(Data records for software interfaces)
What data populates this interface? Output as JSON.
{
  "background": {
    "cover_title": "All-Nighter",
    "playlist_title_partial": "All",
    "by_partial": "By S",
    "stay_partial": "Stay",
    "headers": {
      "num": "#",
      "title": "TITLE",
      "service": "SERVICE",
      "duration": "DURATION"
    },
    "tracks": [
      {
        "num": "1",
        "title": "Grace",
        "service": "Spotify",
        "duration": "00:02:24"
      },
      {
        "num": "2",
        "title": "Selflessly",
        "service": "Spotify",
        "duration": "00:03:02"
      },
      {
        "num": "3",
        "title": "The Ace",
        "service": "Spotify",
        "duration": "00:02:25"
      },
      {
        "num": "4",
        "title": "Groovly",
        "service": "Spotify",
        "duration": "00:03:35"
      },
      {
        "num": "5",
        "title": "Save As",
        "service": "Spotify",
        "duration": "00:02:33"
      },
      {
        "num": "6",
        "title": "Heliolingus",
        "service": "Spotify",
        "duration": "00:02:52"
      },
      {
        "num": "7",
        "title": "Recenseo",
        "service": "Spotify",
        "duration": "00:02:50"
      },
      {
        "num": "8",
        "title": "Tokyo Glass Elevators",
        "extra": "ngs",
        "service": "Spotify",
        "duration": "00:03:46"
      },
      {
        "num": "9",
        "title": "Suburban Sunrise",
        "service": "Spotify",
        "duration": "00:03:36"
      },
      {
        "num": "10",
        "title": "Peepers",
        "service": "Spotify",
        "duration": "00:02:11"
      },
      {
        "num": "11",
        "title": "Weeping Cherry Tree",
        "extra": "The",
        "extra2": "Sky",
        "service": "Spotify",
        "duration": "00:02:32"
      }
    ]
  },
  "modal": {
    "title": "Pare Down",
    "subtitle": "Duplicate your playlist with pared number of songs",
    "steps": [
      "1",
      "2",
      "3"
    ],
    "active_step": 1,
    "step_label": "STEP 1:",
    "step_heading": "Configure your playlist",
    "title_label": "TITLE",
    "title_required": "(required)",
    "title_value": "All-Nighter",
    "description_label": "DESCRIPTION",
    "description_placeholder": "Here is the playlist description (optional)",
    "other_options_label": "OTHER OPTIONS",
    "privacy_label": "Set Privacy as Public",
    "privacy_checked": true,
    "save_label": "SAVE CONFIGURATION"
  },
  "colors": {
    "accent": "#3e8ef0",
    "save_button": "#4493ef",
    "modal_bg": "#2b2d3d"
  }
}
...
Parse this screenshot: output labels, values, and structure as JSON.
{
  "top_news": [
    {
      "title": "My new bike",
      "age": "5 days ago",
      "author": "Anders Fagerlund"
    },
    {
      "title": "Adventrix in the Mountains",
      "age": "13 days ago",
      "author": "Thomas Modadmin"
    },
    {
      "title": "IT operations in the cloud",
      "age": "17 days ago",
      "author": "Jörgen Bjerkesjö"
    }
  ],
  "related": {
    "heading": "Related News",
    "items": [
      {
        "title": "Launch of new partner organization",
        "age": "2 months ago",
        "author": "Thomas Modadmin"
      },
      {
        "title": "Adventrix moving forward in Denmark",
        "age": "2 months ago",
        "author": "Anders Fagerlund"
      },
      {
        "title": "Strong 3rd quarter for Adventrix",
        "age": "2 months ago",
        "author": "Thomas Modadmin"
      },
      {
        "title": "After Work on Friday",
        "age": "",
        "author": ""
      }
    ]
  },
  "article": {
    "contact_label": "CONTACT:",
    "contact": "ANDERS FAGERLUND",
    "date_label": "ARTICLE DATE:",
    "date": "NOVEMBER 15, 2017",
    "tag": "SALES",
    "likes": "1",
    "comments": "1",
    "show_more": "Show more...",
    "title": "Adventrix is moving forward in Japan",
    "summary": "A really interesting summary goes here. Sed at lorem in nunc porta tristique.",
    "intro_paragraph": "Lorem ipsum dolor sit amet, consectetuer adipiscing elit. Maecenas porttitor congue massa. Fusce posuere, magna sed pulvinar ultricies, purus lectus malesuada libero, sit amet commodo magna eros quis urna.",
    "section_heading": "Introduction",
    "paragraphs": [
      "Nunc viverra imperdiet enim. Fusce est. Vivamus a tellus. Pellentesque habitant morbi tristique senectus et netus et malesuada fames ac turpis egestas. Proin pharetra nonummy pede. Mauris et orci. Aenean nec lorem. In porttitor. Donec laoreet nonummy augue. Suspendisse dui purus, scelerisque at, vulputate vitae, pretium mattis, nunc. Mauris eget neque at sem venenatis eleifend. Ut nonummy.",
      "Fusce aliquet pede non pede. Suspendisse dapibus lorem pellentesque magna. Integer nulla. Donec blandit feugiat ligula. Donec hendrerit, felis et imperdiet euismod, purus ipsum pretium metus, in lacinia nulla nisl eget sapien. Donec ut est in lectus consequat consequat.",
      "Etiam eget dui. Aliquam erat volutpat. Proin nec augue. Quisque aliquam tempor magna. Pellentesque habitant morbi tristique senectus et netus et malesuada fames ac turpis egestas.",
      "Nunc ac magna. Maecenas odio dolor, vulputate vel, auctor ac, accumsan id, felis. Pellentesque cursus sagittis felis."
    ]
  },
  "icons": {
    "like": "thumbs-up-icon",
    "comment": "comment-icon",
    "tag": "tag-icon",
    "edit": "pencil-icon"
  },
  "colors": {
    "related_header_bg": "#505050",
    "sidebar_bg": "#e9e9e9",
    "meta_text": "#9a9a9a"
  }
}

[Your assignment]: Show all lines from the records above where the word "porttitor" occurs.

[Answer section]:
    "intro_paragraph": "Lorem ipsum dolor sit amet, consectetuer adipiscing elit. Maecenas porttitor congue massa. Fusce posuere, magna sed pulvinar ultricies, purus lectus malesuada libero, sit amet commodo magna eros quis urna.",
      "Nunc viverra imperdiet enim. Fusce est. Vivamus a tellus. Pellentesque habitant morbi tristique senectus et netus et malesuada fames ac turpis egestas. Proin pharetra nonummy pede. Mauris et orci. Aenean nec lorem. In porttitor. Donec laoreet nonummy augue. Suspendisse dui purus, scelerisque at, vulputate vitae, pretium mattis, nunc. Mauris eget neque at sem venenatis eleifend. Ut nonummy.",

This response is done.